Alleged 'rape' - how the news reports attacks on men and women differently(23 Posts)
Is that really the case with the BBC? I remember this coming up a few months ago, and when I went and looked they actually reported assaults/rapes the same factual way, and none in an 'inverted commas' way.
In fact just doing a search (horrible in itself) shows that to be the case.
Not that I haven't seen that style of reporting in other places, but I think the BBC has pulled its socks up here
I noticed this about reporting on the rape by 2 Libyan soldiers last year. It came to court recently and although the victim had been drunk, this wasn't dwelled on in the same way as it would if the victim were female.
I don't want to minimise this the horror felt by this chap or suggest women are hurt more, but there definitely seemed to be a different sentiment when reporting the male rape. More serious perhaps.
Just reading the BBC about the Libyans and it says "when the alleged attacks took place in October" so they still use alleged even in male rape it seems here
^ although the victim had been drunk, this wasn't dwelled on in the same way as it would if the victim were female^
It's all about the presumed state of consent, isn't it? A (straight) man is presumed not to want to consent to penetrative sex even if he is too drunk to actively refuse it. When you try to suggest that the same may apply to a woman you get sort of blinked at in a "does not compute" way.
BBC is bloody awful in some of it's reporting.
'Alleged' is fine, because there has to be a presumption of innocence until proven guilty, but they do have a habit of putting 'rape' in inverted commas, which suggests to most people a level of skepticism.
They insist on referring to child pornography. There's no such thing as child pornography, it is filmed CSA, drives me batty!They seem to do it every time, and it takes people tweeting and emailing to get them to edit it, they still do it the next time though!
I suppose they have to use "alleged" where the issue is whether or not the sex was concensual e.g Ched Evans and where it patently could not have been say the Ealing vicarage case.
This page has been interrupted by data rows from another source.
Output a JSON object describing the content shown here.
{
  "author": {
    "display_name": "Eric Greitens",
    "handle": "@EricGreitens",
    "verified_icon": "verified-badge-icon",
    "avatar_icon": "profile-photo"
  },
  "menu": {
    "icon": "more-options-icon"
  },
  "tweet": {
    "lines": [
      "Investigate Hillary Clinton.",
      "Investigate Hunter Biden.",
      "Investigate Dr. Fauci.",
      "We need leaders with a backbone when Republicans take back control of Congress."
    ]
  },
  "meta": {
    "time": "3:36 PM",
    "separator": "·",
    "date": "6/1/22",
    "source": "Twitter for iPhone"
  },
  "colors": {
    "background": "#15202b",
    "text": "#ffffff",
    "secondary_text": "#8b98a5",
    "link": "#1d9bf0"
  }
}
In the latter and similar cases the investigation is about identifying and tracking down a perpetrator. His defence will be it wasn't him, not that it wasn't rape.
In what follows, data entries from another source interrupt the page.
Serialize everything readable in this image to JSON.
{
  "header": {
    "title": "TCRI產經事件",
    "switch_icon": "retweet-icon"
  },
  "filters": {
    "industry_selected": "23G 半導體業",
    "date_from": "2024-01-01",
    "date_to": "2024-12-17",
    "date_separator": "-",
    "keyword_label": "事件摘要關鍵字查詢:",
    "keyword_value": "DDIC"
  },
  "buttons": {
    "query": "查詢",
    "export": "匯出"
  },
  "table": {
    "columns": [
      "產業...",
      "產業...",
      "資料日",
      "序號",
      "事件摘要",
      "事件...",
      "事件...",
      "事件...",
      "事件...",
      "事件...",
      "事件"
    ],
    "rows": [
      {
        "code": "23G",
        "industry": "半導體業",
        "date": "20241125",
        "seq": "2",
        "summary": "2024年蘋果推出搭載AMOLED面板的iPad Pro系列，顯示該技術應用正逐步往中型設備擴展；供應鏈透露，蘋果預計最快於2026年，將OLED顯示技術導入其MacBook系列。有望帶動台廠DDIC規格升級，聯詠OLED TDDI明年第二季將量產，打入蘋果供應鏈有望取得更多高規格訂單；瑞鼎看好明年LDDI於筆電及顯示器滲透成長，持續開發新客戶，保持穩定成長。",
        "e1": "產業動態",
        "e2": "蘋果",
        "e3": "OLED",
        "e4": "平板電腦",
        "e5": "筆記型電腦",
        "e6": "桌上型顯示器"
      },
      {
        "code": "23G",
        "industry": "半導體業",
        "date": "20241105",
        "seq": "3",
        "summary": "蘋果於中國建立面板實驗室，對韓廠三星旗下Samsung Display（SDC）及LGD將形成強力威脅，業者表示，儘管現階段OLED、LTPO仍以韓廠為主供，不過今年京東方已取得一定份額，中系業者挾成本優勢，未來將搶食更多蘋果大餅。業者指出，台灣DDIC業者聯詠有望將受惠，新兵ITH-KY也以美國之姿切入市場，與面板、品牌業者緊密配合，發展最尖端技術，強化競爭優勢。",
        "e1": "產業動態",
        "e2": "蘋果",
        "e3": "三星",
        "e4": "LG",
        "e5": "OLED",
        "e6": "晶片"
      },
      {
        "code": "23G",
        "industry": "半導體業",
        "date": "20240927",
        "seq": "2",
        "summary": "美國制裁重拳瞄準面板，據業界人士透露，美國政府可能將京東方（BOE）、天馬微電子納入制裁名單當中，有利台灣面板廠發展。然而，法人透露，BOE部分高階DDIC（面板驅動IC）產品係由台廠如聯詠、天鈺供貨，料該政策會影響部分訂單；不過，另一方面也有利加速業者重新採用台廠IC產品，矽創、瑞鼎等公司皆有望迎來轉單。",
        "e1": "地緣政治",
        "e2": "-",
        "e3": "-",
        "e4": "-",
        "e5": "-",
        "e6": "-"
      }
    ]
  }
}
In the former the perpetrator is already known. If they report "x" is accused of rape I don't think they can avoid saying the "alleged attack".
The inverted comma is not acceptable in either situation.
I do notice the frequency that women are "raped" which to me reads with a total , while you never read of people being "burgled" "stabbed", having their child "abducted" or their bicycle "stolen".
I don't know if there is a difference in the frequency of "" with sex of victim, you'd need to clock it over some months religiously and count it all carefully including circs. I wouldn't be surprised if you found a difference as well between certain types of victim and whether they were raped or "raped".
How is it treated when men are sexually assaulted by women I wonder. Not something that's in the news very often but I'd be willing to put money on it not being treated with much seriousness.
Whole setup is shit isn't it.
YY when men are victims of men there is no enormous background given with well the victim did xyz, it always seems to be a much more factual report, with this happened, here, at this time.
Oh god yes true about teachers. The boys are deemed to be "lucky" by large segments of society which is grim. When it's a female victim and a male teacher the gist is that poor man you can't blame him type stuff. Different. Of course different if the child is pre pubescent.
All of this is rubbish isn't it. The classification of victims and perpetrators, it's awful and so damaging.
YY all of that.
Once you've started seeing it you can't stop noticing.
Join the discussion
Registering is free, easy, and means you can join in the discussion, get discounts, win prizes and lots more.Register now
Already registered with Mumsnet? Log in to leave your comment or alternatively, sign in with Facebook or Google.
Please login first.